Under Rep. Brad Wilson’s House Bill 442, Zion Curtains could come down, but it would come at a price. In 2018, Wilson says all restaurants would have to choose one of two options.
“One is to have separate storage and dispensing, which is affectionately known as a ‘Zion Wall.’ …Or you can choose to have a 10-foot buffer area,” Wilson told reporters on Monday.
Only people 21 and older would be permitted to sit in that 10-foot dispensing area, regardless of whether or not they want to drink. And Rep. Wilson says even restaurants previously grandfathered into the Zion Curtain law would have to either build one or institute a buffer zone.
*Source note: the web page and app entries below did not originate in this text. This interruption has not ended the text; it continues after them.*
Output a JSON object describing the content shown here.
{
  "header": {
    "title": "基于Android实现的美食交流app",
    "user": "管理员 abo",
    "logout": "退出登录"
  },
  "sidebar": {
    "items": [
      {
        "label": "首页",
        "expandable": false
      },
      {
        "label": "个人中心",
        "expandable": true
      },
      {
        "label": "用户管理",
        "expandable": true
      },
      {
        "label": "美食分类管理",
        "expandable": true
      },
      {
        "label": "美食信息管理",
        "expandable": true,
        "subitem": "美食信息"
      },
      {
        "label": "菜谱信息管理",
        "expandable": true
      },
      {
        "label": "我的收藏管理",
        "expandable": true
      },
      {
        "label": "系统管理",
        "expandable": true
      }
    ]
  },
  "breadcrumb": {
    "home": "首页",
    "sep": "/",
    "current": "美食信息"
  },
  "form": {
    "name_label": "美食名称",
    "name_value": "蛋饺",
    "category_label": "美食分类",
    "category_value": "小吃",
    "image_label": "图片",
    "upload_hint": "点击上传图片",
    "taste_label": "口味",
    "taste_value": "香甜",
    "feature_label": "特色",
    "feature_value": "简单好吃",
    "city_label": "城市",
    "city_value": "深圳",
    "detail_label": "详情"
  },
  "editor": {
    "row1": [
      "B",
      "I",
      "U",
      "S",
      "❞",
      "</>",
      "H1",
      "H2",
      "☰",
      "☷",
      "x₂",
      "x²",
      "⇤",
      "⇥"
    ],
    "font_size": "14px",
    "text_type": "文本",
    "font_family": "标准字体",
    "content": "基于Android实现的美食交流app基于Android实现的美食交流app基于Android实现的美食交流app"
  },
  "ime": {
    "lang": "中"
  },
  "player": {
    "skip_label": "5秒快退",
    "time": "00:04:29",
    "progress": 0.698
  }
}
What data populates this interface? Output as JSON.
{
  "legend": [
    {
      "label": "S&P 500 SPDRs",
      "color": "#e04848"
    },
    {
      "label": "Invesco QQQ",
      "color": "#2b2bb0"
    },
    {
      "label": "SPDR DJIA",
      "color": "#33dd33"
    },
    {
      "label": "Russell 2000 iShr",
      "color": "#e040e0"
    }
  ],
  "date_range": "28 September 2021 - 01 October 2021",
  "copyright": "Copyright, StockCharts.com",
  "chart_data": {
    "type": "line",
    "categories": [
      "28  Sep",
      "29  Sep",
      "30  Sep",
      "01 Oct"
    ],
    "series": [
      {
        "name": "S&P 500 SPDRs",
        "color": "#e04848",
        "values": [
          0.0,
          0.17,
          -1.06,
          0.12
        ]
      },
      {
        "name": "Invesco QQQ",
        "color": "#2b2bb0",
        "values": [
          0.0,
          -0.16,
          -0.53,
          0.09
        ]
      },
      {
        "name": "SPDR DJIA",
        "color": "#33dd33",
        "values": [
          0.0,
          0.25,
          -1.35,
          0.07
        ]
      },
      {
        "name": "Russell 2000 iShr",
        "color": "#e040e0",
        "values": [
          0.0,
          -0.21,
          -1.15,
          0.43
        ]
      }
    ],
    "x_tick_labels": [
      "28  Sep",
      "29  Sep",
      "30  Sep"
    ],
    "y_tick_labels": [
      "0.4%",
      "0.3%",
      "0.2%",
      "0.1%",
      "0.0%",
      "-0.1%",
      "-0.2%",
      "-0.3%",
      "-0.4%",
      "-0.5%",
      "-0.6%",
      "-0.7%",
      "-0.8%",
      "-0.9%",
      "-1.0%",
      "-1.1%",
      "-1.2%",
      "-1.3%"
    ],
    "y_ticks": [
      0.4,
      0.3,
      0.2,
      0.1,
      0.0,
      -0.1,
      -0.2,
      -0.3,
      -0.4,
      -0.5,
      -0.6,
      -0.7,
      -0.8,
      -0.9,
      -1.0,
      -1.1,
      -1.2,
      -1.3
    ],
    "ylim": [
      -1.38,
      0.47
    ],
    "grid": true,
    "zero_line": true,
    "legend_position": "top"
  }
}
“For those folks, it’s tricky to figure out,” Wilson, R-Kaysville, says. “I’ve talked to some, I’ve been in some of their establishments and it works great for them the way we’ve got it written, but there are a few that it’s a little tricky to figure it out. So, we’re trying to work through that.”
HB442 also includes a 2% markup on alcohol across the board, which Rep. Wilson says will help pay for underage drinking prevention programs. It would also rework licenses for restaurants and bars; create more training programs for servers and managers; shrink the required distance between community locations such as parks, schools and churches and restaurants which serve alcohol; and impose new requirements on the labeling and placement of malt beverages in grocery stores and convenience stores.
Wilson and his co-sponsor, Sen. Jerry Stevenson, R-Layton, are still meeting with stakeholders, including the Church of Jesus Christ of Latter-day Saints and restaurant groups, about the bill but called it “good alcohol policy.”
But some lawmakers are concerned that the bill could end up doing more harm than good. Senate Minority Leader Gene Davis, D-Salt Lake City, said small businesses would especially be impacted.
“Regulation on how they have to construct things and how they have to build things could negatively impact them,” Davis says. “Because they’re on such a small margin.”
Rep. Wilson’s alcohol bill was just made public on Monday, but with less than two weeks left in the legislative session, time is running out. The bill still needs a committee hearing before it can be debated in front of the full House.